Required action
Where a line in the listing below contains the word "name", copy that line.

== Data to process

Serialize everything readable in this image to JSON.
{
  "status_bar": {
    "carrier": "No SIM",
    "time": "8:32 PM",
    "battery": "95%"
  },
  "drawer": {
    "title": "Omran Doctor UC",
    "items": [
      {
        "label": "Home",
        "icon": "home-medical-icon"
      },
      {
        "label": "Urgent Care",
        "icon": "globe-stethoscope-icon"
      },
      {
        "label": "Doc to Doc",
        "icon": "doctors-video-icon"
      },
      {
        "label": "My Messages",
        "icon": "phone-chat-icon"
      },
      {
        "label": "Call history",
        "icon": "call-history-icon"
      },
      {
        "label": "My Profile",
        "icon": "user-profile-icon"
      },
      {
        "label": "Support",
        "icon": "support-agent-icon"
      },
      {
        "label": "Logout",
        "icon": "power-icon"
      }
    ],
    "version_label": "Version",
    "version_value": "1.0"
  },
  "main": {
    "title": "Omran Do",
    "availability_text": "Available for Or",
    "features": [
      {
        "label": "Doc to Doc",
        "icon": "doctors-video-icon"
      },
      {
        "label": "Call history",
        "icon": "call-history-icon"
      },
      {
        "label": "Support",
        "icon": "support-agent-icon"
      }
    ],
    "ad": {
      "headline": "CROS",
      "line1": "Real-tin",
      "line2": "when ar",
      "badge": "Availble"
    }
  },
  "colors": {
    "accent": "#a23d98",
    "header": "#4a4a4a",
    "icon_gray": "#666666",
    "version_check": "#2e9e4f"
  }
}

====
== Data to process

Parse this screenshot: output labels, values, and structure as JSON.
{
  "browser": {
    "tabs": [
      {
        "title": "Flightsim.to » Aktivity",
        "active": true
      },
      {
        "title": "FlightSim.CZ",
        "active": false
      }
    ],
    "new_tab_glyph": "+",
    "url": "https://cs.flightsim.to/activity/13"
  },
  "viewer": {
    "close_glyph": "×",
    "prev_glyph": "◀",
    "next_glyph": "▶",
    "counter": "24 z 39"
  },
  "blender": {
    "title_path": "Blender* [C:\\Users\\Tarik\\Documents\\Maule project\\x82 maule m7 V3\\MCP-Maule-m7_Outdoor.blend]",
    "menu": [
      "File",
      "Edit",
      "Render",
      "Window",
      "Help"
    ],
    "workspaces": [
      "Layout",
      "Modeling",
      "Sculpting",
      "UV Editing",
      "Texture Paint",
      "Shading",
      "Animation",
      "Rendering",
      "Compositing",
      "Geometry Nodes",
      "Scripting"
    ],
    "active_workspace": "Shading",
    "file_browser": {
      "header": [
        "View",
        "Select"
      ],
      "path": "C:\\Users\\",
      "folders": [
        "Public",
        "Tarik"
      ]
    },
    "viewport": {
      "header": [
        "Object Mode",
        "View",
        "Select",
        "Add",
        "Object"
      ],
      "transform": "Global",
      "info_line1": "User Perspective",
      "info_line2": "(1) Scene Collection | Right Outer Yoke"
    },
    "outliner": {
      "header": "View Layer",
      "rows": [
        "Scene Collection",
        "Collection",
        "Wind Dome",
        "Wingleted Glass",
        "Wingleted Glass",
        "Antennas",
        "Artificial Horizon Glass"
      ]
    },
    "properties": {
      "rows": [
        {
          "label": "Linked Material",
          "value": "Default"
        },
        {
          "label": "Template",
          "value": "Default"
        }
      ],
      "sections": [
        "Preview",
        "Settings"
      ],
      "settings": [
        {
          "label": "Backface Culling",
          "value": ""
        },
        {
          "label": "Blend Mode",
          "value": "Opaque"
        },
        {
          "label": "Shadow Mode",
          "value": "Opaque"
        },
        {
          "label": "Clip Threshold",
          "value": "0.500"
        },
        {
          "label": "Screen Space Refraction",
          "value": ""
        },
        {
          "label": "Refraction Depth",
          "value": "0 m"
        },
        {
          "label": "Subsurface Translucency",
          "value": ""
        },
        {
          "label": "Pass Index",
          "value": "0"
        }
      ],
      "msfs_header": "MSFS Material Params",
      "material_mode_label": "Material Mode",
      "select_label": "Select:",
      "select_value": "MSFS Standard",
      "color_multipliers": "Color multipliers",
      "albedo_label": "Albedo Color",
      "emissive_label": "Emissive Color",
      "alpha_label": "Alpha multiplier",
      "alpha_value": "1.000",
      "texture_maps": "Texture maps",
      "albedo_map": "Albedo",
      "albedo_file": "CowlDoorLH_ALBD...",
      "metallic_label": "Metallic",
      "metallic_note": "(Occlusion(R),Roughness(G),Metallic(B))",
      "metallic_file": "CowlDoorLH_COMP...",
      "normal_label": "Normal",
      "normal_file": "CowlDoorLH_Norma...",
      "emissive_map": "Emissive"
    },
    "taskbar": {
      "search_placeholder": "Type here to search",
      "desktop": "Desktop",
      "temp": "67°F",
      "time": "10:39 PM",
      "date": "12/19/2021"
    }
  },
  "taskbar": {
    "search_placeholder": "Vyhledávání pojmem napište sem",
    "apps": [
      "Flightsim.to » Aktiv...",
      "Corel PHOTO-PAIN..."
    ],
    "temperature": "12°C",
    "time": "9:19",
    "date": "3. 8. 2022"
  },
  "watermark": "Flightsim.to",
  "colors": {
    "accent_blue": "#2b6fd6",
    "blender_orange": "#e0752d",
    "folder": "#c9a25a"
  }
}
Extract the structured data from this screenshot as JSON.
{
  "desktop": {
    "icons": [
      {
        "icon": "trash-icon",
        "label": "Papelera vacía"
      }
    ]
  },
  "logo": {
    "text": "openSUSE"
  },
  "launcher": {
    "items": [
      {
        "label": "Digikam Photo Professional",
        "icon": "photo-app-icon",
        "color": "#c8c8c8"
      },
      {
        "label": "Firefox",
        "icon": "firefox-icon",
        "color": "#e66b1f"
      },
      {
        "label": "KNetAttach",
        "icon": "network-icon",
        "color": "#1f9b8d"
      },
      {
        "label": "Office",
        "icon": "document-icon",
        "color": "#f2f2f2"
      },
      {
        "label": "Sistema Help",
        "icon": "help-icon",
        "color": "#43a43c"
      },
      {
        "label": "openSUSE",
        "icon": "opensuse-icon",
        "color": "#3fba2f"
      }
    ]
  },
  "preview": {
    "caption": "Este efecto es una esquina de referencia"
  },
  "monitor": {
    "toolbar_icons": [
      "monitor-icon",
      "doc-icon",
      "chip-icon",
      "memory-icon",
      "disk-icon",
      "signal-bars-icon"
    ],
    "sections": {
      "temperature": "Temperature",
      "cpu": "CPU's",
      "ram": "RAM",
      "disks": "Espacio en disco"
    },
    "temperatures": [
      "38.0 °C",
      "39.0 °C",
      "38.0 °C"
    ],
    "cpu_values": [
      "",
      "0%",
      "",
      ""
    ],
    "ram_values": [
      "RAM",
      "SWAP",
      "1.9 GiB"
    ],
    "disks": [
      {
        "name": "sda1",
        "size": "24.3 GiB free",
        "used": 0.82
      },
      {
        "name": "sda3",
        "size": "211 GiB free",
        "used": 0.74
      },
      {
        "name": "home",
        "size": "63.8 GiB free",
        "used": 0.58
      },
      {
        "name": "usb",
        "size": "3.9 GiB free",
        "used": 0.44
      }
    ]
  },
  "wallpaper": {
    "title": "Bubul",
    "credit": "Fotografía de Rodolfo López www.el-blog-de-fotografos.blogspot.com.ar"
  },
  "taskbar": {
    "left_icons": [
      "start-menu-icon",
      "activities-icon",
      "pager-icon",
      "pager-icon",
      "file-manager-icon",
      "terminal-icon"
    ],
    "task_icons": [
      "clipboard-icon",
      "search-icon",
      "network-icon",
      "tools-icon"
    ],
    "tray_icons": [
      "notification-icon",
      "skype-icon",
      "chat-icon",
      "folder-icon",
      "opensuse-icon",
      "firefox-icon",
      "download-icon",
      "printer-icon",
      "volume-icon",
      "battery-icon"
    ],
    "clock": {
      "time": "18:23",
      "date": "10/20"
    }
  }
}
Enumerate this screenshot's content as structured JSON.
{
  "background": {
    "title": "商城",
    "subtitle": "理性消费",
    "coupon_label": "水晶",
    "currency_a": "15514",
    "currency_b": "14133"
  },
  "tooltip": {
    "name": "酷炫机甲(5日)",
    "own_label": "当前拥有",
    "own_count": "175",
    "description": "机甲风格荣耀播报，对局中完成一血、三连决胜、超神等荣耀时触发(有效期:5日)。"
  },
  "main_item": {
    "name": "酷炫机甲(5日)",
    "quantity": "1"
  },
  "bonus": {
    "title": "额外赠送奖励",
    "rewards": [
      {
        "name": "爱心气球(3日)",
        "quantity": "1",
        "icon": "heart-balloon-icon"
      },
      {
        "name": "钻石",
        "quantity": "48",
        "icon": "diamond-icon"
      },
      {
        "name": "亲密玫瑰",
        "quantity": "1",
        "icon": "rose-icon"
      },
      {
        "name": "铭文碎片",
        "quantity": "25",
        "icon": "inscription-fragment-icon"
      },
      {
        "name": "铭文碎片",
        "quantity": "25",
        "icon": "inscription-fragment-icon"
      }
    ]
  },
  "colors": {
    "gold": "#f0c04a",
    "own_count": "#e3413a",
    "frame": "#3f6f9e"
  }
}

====

Result of the task
        "name": "sda1",
        "name": "sda3",
        "name": "home",
        "name": "usb",
    "name": "酷炫机甲(5日)",
    "name": "酷炫机甲(5日)",
        "name": "爱心气球(3日)",
        "name": "钻石",
        "name": "亲密玫瑰",
        "name": "铭文碎片",
        "name": "铭文碎片",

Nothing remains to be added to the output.